Rep. Kevin McCarthy of California, highest-ranking House Republican, posted a tweet where he called for Northam’s resignation, adding that his staying in office “only poisons efforts to grow together as one nation.” He was just one of many Republicans who denounced Northam.
Although Republicans rightfully should condemn Northam’s past racist behavior, they should remember to hold the standard not just to Democrats, but to members of their own party as well. Lest they forget, the head of the Republican Party is President Donald Trump, champion of the birtherism movement. The president has also advocated a Muslim ban and privately voiced his opinion that America needed less immigrants from ‘shithole countries.’ Republicans who decry a lost moral ability to govern should also look within the ranks of their party.
Northam’s bizarre pivot transpired in front of the cameras on Saturday. In his appearance before reporters in the Richmond Executive Mansion, Northam backtracked from his previous statement and told reporters that he was not either of the two people pictured in the photo. He acknowledged some people would “find this difficult to believe,” probably given his concession that it was him just a day before.
Northam’s performance went downhill from there, as he went on to admit that he had once applied black shoe polish to his face to recreate Michael Jackson’s appearance for a dance competition. As CNN reporter Jake Tapper said:
“[Northam’s justification] marks the first time in American political history that a politician attempted to explain his innocence regarding one racist blackface incident by pointing to another one that he recalled participating in.”
A reporter went on to ask Northam to moonwalk, who appeared ready to show off his dancing skills before his wife intervened to stop him. He looked around as if he was looking for space to moonwalk, restraining only after his wife said, “inappropriate circumstances.”

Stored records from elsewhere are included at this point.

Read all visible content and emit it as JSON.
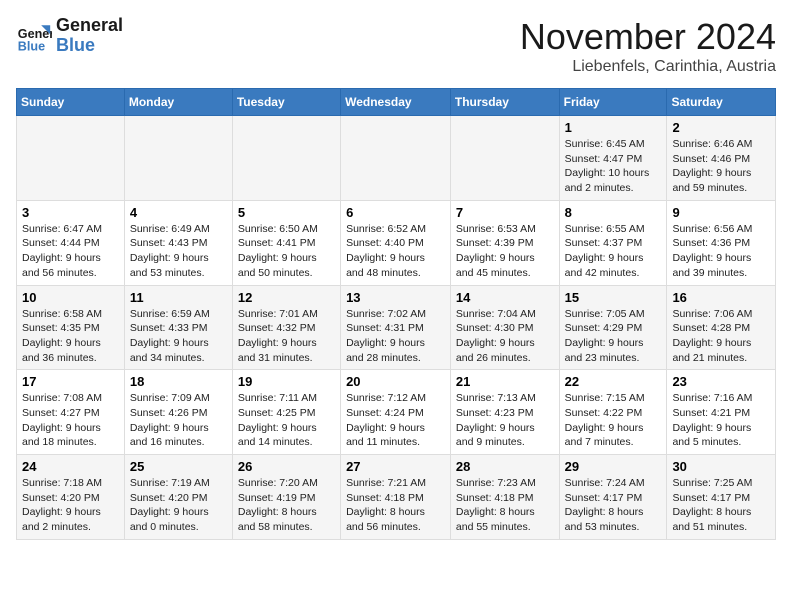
{
  "logo": {
    "line1": "General",
    "line2": "Blue"
  },
  "title": "November 2024",
  "location": "Liebenfels, Carinthia, Austria",
  "weekdays": [
    "Sunday",
    "Monday",
    "Tuesday",
    "Wednesday",
    "Thursday",
    "Friday",
    "Saturday"
  ],
  "weeks": [
    [
      {
        "day": "",
        "info": ""
      },
      {
        "day": "",
        "info": ""
      },
      {
        "day": "",
        "info": ""
      },
      {
        "day": "",
        "info": ""
      },
      {
        "day": "",
        "info": ""
      },
      {
        "day": "1",
        "info": "Sunrise: 6:45 AM\nSunset: 4:47 PM\nDaylight: 10 hours and 2 minutes."
      },
      {
        "day": "2",
        "info": "Sunrise: 6:46 AM\nSunset: 4:46 PM\nDaylight: 9 hours and 59 minutes."
      }
    ],
    [
      {
        "day": "3",
        "info": "Sunrise: 6:47 AM\nSunset: 4:44 PM\nDaylight: 9 hours and 56 minutes."
      },
      {
        "day": "4",
        "info": "Sunrise: 6:49 AM\nSunset: 4:43 PM\nDaylight: 9 hours and 53 minutes."
      },
      {
        "day": "5",
        "info": "Sunrise: 6:50 AM\nSunset: 4:41 PM\nDaylight: 9 hours and 50 minutes."
      },
      {
        "day": "6",
        "info": "Sunrise: 6:52 AM\nSunset: 4:40 PM\nDaylight: 9 hours and 48 minutes."
      },
      {
        "day": "7",
        "info": "Sunrise: 6:53 AM\nSunset: 4:39 PM\nDaylight: 9 hours and 45 minutes."
      },
      {
        "day": "8",
        "info": "Sunrise: 6:55 AM\nSunset: 4:37 PM\nDaylight: 9 hours and 42 minutes."
      },
      {
        "day": "9",
        "info": "Sunrise: 6:56 AM\nSunset: 4:36 PM\nDaylight: 9 hours and 39 minutes."
      }
    ],
    [
      {
        "day": "10",
        "info": "Sunrise: 6:58 AM\nSunset: 4:35 PM\nDaylight: 9 hours and 36 minutes."
      },
      {
        "day": "11",
        "info": "Sunrise: 6:59 AM\nSunset: 4:33 PM\nDaylight: 9 hours and 34 minutes."
      },
      {
        "day": "12",
        "info": "Sunrise: 7:01 AM\nSunset: 4:32 PM\nDaylight: 9 hours and 31 minutes."
      },
      {
        "day": "13",
        "info": "Sunrise: 7:02 AM\nSunset: 4:31 PM\nDaylight: 9 hours and 28 minutes."
      },
      {
        "day": "14",
        "info": "Sunrise: 7:04 AM\nSunset: 4:30 PM\nDaylight: 9 hours and 26 minutes."
      },
      {
        "day": "15",
        "info": "Sunrise: 7:05 AM\nSunset: 4:29 PM\nDaylight: 9 hours and 23 minutes."
      },
      {
        "day": "16",
        "info": "Sunrise: 7:06 AM\nSunset: 4:28 PM\nDaylight: 9 hours and 21 minutes."
      }
    ],
    [
      {
        "day": "17",
        "info": "Sunrise: 7:08 AM\nSunset: 4:27 PM\nDaylight: 9 hours and 18 minutes."
      },
      {
        "day": "18",
        "info": "Sunrise: 7:09 AM\nSunset: 4:26 PM\nDaylight: 9 hours and 16 minutes."
      },
      {
        "day": "19",
        "info": "Sunrise: 7:11 AM\nSunset: 4:25 PM\nDaylight: 9 hours and 14 minutes."
      },
      {
        "day": "20",
        "info": "Sunrise: 7:12 AM\nSunset: 4:24 PM\nDaylight: 9 hours and 11 minutes."
      },
      {
        "day": "21",
        "info": "Sunrise: 7:13 AM\nSunset: 4:23 PM\nDaylight: 9 hours and 9 minutes."
      },
      {
        "day": "22",
        "info": "Sunrise: 7:15 AM\nSunset: 4:22 PM\nDaylight: 9 hours and 7 minutes."
      },
      {
        "day": "23",
        "info": "Sunrise: 7:16 AM\nSunset: 4:21 PM\nDaylight: 9 hours and 5 minutes."
      }
    ],
    [
      {
        "day": "24",
        "info": "Sunrise: 7:18 AM\nSunset: 4:20 PM\nDaylight: 9 hours and 2 minutes."
      },
      {
        "day": "25",
        "info": "Sunrise: 7:19 AM\nSunset: 4:20 PM\nDaylight: 9 hours and 0 minutes."
      },
      {
        "day": "26",
        "info": "Sunrise: 7:20 AM\nSunset: 4:19 PM\nDaylight: 8 hours and 58 minutes."
      },
      {
        "day": "27",
        "info": "Sunrise: 7:21 AM\nSunset: 4:18 PM\nDaylight: 8 hours and 56 minutes."
      },
      {
        "day": "28",
        "info": "Sunrise: 7:23 AM\nSunset: 4:18 PM\nDaylight: 8 hours and 55 minutes."
      },
      {
        "day": "29",
        "info": "Sunrise: 7:24 AM\nSunset: 4:17 PM\nDaylight: 8 hours and 53 minutes."
      },
      {
        "day": "30",
        "info": "Sunrise: 7:25 AM\nSunset: 4:17 PM\nDaylight: 8 hours and 51 minutes."
      }
    ]
  ]
}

The peculiar sequence of events that have occurred since the image surfaced online leave no doubt: Ralph Northam should resign as Virginia governor. Doing anything but that is nonsense. His hypocritical story line shows that he is trying to salvage what is left of his governorship, but he has lost the trust of many Virginians. There is no excuse for such racist behavior.